-- Records to process follows --
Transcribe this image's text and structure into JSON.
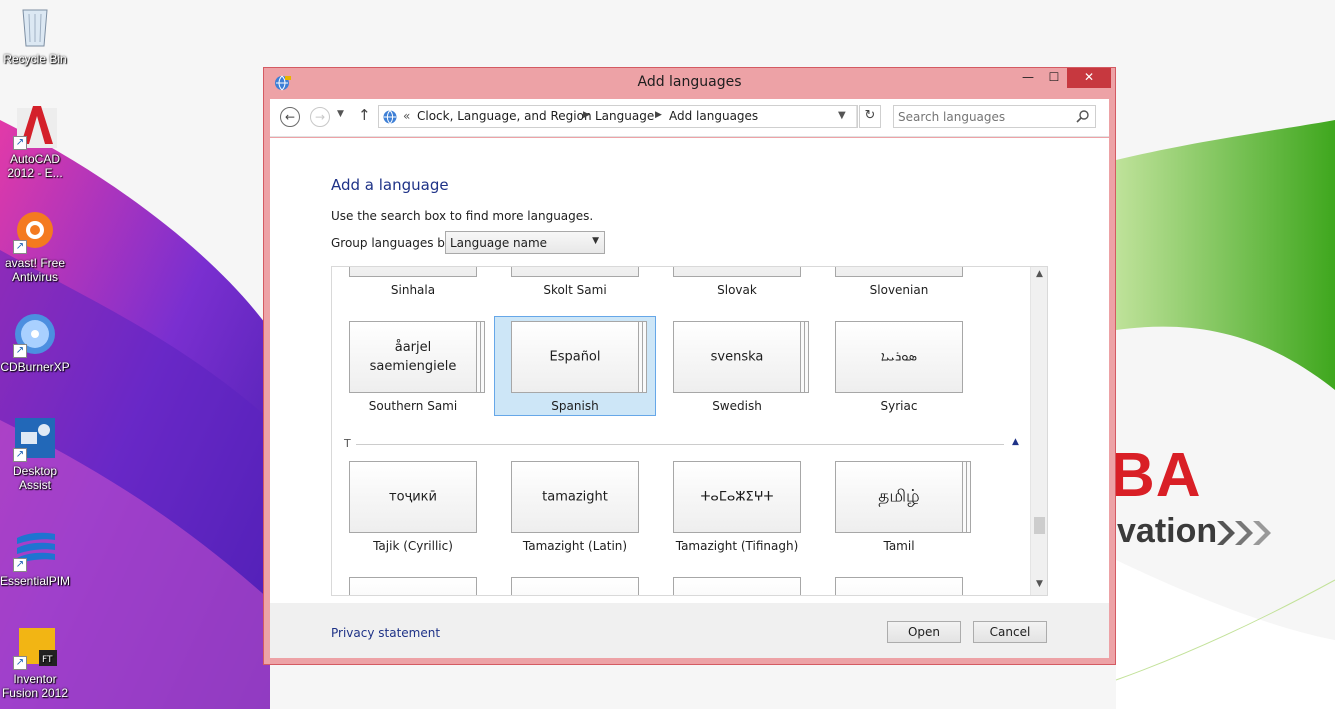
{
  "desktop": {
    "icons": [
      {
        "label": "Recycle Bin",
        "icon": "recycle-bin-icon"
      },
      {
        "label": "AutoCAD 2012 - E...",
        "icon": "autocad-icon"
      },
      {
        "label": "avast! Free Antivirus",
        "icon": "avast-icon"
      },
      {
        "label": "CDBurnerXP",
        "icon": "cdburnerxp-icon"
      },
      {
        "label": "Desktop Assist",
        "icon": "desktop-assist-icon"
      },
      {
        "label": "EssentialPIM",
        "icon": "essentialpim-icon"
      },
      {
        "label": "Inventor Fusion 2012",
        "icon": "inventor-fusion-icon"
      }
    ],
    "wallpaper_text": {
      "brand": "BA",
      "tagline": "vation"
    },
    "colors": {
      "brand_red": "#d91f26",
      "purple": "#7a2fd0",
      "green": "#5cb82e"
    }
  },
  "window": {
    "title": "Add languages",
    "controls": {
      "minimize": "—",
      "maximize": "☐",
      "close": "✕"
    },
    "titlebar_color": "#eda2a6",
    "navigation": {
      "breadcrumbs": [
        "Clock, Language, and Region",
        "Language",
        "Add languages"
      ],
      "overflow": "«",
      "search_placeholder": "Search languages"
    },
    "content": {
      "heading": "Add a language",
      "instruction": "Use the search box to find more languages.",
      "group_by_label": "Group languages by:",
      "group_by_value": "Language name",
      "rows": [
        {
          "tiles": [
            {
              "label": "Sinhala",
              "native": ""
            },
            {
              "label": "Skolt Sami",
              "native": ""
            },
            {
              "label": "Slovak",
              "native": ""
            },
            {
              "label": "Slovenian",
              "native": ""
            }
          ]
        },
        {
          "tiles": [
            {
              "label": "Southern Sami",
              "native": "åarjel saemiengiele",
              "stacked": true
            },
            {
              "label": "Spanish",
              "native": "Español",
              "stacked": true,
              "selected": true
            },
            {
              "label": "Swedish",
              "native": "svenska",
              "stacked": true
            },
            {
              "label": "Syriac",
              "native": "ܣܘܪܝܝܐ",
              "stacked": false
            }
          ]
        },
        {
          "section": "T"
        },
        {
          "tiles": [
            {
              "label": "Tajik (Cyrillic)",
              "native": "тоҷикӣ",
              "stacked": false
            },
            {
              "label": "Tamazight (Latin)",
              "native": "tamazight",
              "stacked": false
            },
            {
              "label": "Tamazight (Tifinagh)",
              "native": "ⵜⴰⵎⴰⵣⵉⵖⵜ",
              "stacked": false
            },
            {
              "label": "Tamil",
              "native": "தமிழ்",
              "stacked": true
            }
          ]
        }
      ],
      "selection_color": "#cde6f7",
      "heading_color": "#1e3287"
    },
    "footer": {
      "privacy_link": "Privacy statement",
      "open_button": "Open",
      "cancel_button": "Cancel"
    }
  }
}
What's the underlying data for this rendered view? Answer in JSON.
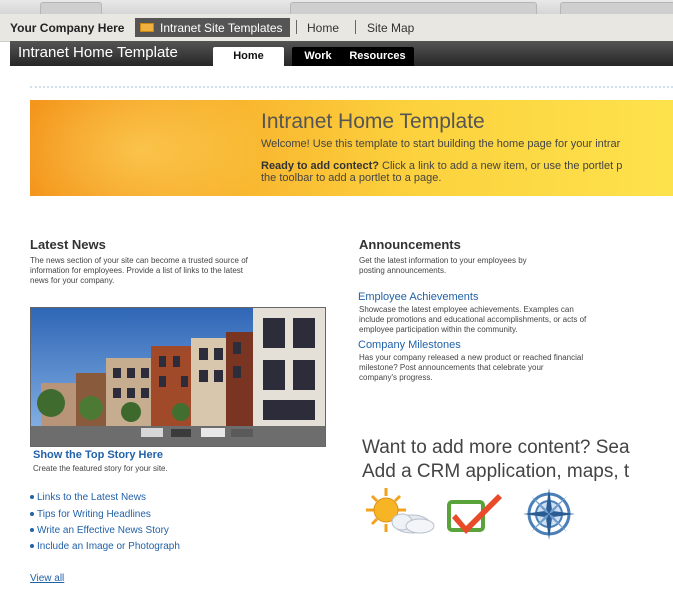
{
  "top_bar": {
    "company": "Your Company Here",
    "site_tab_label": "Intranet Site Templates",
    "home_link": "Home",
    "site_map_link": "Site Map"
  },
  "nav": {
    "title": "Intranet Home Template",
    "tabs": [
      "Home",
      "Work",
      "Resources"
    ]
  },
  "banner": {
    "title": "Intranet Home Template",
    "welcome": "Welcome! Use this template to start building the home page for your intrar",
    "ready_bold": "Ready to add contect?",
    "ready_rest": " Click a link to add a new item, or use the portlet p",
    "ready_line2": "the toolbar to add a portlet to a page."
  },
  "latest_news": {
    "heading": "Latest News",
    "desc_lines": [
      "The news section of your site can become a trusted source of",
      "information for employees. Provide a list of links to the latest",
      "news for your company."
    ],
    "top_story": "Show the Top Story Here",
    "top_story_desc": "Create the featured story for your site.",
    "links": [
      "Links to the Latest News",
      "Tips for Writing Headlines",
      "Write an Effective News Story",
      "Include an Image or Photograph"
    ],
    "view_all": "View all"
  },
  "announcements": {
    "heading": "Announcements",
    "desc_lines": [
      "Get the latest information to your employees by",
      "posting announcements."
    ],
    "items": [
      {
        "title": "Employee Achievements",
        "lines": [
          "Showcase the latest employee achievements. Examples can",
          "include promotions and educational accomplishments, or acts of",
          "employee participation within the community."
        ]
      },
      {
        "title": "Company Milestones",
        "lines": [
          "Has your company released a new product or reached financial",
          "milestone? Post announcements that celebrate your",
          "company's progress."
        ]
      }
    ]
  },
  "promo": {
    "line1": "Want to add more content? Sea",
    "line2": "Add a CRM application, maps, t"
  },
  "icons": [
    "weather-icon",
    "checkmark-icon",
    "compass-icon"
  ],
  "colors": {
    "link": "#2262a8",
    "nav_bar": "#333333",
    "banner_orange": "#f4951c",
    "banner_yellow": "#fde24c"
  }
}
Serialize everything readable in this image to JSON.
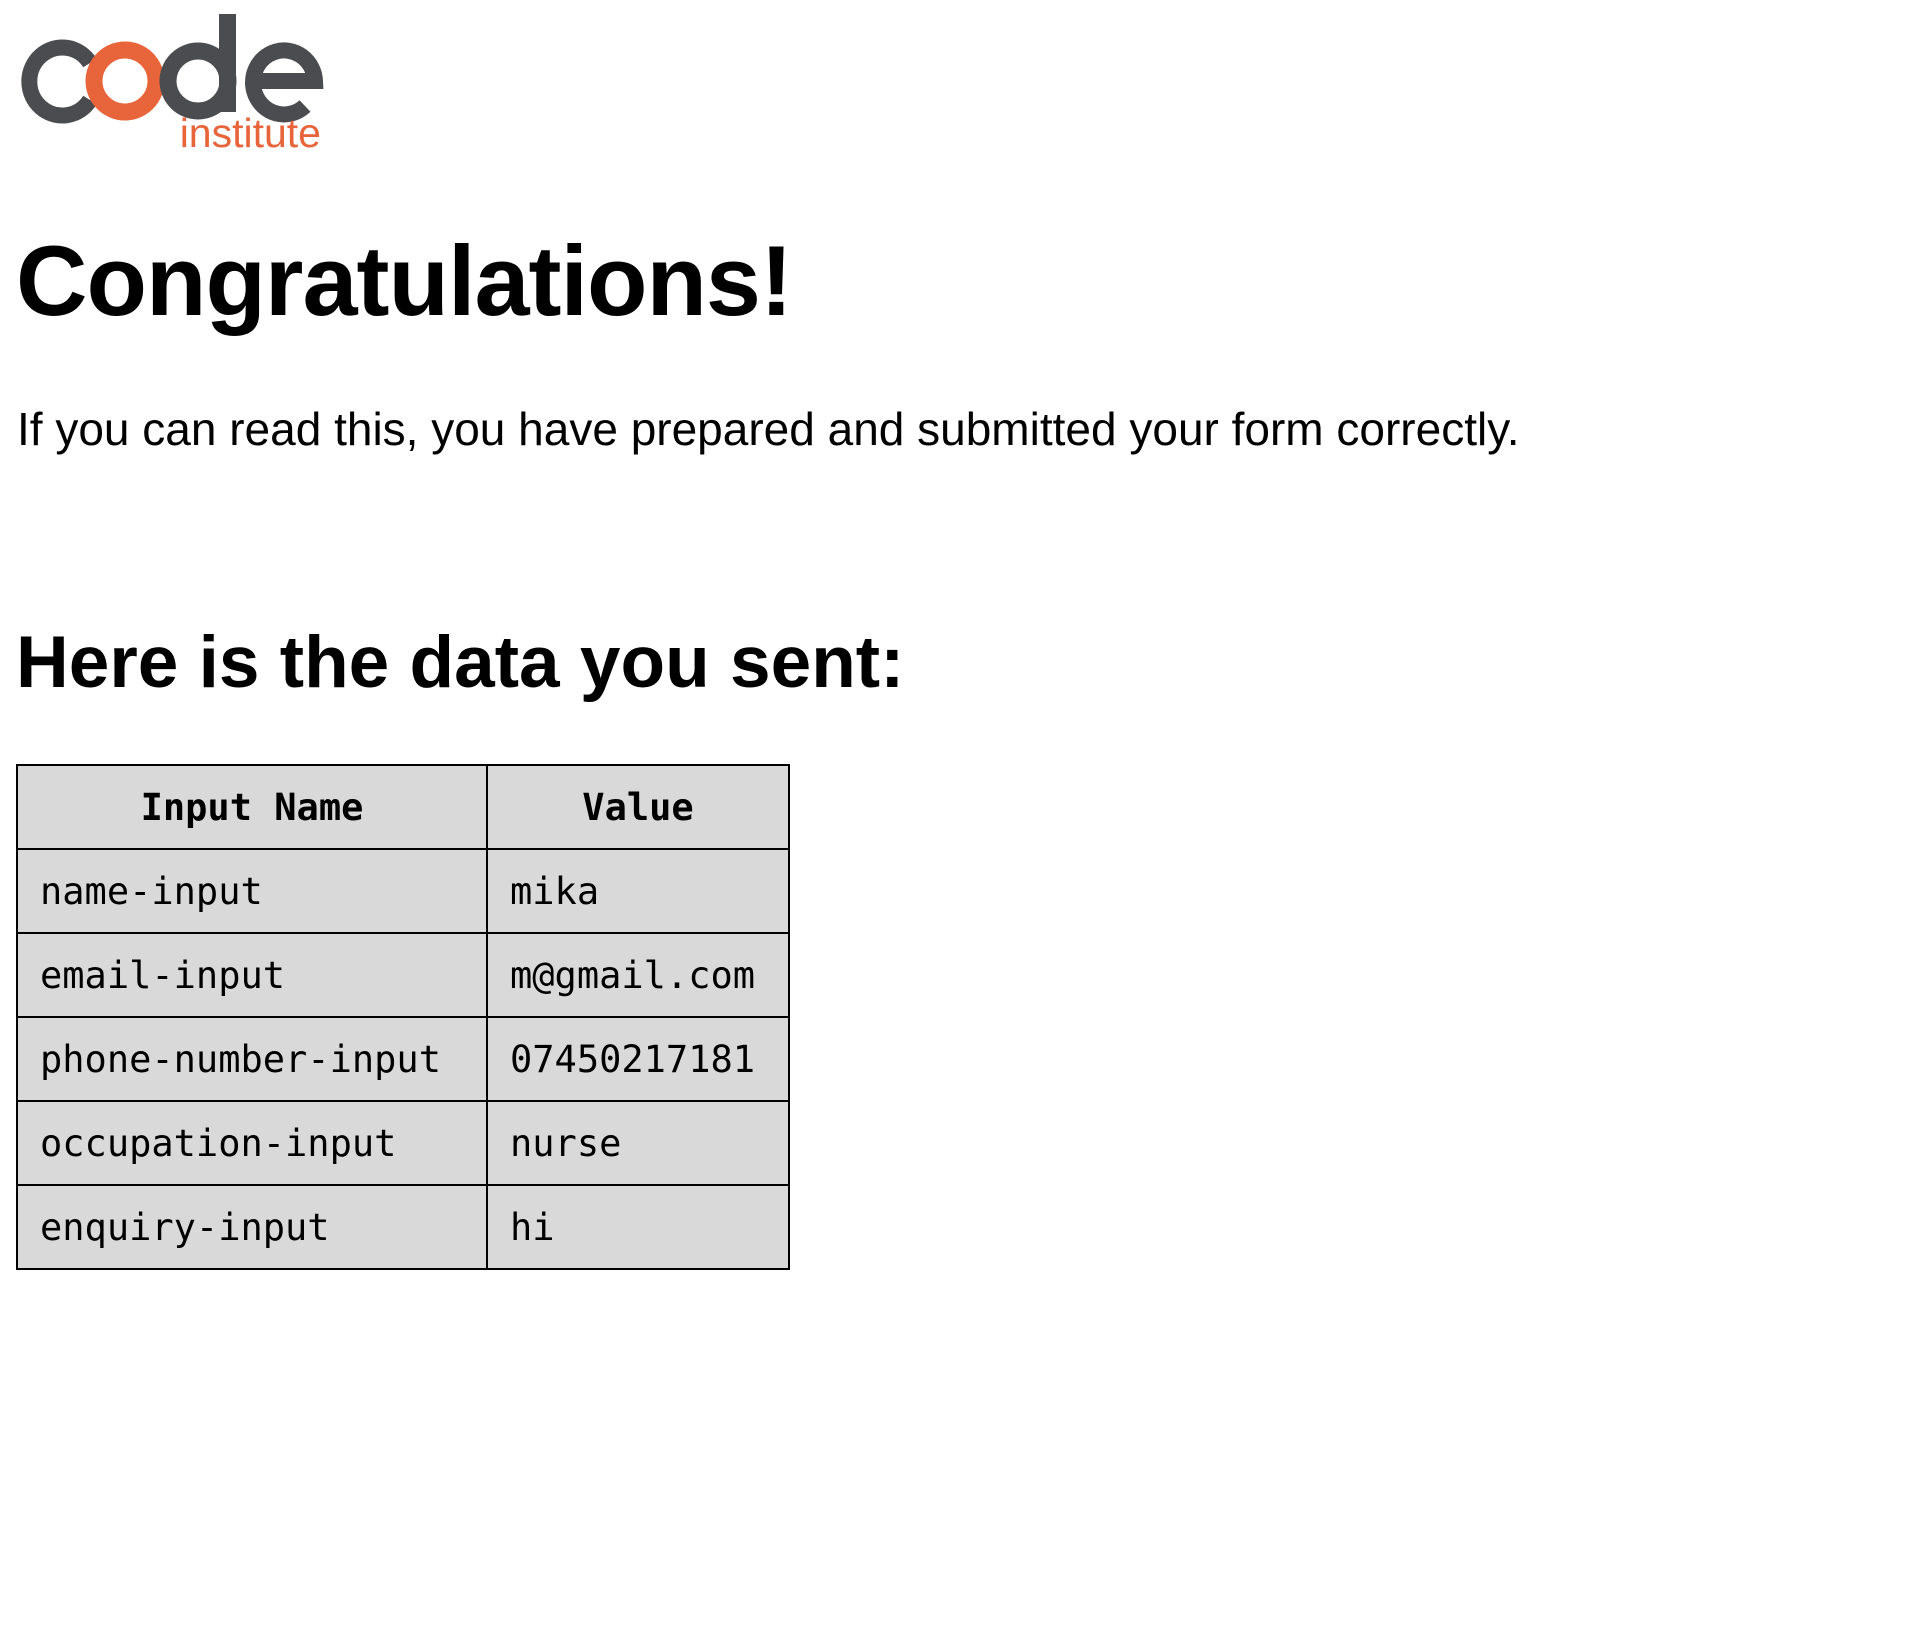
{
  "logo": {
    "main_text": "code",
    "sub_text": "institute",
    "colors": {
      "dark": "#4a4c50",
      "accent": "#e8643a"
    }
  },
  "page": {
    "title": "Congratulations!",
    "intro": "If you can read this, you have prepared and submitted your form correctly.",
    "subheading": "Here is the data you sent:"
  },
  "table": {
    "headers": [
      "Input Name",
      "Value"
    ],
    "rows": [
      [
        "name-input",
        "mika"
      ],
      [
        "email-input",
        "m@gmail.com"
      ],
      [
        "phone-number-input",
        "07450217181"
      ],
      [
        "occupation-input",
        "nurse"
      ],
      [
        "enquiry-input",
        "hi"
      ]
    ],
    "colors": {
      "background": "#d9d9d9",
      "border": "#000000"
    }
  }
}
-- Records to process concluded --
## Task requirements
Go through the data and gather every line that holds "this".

## Solution to the problem
Transcribe this image's text and structure into JSON.
What's the underlying data for this rendered view? Answer in JSON.
    "welcome": "Welcome! Use this template to start building the home page for your intrar",
Serialize everything readable in this image to JSON.
    "intro": "If you can read this, you have prepared and submitted your form correctly.",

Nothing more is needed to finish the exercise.